(THE INPUT begins)
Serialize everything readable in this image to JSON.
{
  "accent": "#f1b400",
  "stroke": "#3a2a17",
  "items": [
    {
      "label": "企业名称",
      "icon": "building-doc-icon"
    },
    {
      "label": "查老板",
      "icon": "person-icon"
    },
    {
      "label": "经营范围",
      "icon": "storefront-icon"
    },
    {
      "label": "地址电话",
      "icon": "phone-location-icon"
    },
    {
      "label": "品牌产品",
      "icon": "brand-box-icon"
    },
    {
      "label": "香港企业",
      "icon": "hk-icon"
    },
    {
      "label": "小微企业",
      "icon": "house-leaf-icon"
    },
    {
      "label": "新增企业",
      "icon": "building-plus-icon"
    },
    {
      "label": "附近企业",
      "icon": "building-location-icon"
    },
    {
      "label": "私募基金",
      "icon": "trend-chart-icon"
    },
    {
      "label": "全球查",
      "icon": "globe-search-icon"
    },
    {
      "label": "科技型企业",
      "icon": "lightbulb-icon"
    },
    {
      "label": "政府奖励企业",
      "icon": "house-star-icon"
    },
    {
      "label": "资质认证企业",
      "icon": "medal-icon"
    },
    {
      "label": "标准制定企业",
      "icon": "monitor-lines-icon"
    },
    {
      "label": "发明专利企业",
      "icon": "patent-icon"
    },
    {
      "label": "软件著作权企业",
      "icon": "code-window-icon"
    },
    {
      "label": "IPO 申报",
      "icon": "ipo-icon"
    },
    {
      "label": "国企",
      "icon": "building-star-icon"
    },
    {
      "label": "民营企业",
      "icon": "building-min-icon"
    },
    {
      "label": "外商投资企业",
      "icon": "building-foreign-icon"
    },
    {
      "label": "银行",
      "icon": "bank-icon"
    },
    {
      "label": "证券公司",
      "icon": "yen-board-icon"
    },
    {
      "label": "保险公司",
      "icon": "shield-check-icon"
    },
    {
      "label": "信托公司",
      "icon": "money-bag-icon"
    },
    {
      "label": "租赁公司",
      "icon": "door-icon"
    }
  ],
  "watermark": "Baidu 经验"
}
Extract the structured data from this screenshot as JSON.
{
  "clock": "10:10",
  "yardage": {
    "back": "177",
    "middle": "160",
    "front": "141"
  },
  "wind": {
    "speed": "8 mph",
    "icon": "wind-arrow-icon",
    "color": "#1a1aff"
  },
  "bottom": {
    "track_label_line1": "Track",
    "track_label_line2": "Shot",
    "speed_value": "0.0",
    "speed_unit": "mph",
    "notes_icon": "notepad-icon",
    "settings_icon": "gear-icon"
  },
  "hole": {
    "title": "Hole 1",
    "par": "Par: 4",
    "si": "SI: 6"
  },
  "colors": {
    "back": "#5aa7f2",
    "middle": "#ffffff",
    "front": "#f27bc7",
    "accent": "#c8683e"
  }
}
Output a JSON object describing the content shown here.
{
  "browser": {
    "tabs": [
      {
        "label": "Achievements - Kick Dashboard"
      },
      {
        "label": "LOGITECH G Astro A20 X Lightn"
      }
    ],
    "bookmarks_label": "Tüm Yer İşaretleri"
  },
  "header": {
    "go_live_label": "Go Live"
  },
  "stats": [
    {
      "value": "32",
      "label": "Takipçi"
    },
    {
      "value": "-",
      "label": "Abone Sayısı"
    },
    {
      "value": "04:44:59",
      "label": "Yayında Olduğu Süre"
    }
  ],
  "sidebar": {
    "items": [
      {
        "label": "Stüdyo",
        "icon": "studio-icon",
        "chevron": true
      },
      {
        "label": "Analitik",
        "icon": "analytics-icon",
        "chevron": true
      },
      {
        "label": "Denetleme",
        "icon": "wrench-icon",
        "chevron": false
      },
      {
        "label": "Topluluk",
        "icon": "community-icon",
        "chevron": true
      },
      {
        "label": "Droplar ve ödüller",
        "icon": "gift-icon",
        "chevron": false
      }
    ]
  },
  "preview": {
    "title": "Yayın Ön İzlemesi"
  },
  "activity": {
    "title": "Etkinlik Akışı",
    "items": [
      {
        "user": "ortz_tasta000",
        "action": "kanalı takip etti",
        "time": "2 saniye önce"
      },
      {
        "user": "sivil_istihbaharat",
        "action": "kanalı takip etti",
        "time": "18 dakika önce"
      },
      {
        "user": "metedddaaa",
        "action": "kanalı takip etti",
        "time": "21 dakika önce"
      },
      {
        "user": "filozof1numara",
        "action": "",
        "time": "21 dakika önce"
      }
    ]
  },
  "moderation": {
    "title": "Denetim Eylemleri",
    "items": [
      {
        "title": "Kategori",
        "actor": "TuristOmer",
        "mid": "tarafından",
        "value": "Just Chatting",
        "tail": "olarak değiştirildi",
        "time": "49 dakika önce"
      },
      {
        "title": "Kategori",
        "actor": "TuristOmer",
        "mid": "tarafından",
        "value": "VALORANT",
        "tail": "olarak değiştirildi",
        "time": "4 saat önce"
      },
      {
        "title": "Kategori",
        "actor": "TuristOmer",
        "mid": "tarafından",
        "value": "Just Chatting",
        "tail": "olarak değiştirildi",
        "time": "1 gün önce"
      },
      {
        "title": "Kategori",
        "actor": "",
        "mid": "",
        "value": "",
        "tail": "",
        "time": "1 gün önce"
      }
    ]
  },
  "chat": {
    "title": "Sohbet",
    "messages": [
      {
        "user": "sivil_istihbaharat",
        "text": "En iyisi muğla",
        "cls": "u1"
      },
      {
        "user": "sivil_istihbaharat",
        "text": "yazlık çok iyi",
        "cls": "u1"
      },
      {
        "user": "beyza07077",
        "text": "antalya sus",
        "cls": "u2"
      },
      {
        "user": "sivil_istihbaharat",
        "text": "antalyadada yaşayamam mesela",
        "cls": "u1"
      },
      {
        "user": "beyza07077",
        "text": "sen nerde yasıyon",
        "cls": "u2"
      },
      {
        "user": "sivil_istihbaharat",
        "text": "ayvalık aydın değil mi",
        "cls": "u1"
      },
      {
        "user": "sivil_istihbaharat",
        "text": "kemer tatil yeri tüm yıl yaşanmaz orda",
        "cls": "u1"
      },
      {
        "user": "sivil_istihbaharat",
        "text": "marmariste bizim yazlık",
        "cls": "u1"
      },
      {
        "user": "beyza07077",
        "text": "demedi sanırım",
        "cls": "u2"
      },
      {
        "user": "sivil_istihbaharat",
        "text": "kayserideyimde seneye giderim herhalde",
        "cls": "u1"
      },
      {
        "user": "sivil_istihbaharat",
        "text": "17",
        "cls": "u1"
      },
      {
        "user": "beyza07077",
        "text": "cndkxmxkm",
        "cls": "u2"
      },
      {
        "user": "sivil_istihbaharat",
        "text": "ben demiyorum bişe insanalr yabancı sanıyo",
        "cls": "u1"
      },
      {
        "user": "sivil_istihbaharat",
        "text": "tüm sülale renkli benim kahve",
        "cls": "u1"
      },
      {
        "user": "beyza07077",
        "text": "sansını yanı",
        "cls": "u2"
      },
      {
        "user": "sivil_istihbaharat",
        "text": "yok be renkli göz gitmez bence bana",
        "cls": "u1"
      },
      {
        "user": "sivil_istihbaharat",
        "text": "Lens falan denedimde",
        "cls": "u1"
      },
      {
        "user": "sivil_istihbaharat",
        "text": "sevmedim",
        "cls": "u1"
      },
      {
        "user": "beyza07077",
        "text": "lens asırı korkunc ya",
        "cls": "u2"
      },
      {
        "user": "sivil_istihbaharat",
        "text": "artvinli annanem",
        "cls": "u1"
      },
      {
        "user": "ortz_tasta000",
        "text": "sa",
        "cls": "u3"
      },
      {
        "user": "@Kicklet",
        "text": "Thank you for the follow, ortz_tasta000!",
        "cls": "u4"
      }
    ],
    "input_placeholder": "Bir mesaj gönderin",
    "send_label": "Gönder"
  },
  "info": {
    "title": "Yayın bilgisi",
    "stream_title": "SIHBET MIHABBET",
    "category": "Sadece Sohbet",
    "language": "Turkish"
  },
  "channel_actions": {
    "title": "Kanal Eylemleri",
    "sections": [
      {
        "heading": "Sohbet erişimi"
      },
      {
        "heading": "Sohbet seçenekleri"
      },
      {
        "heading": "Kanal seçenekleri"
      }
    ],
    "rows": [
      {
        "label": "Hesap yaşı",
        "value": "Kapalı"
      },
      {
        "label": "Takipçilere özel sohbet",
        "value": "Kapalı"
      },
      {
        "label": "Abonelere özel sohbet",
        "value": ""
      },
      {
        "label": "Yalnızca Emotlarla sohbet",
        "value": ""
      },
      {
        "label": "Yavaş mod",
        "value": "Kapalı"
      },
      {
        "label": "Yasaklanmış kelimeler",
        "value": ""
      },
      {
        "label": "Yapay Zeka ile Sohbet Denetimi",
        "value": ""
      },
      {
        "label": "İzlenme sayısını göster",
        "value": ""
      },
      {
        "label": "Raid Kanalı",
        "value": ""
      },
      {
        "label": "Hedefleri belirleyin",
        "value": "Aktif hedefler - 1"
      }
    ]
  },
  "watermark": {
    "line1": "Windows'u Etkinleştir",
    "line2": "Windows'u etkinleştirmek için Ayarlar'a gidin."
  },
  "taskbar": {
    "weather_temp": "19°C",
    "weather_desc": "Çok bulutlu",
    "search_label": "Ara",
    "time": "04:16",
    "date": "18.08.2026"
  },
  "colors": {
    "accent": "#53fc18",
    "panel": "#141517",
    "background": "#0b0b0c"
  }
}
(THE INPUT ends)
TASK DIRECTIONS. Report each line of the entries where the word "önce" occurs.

ANSWER FOR THE TASK.
        "time": "2 saniye önce"
        "time": "18 dakika önce"
        "time": "21 dakika önce"
        "time": "21 dakika önce"
        "time": "49 dakika önce"
        "time": "4 saat önce"
        "time": "1 gün önce"
        "time": "1 gün önce"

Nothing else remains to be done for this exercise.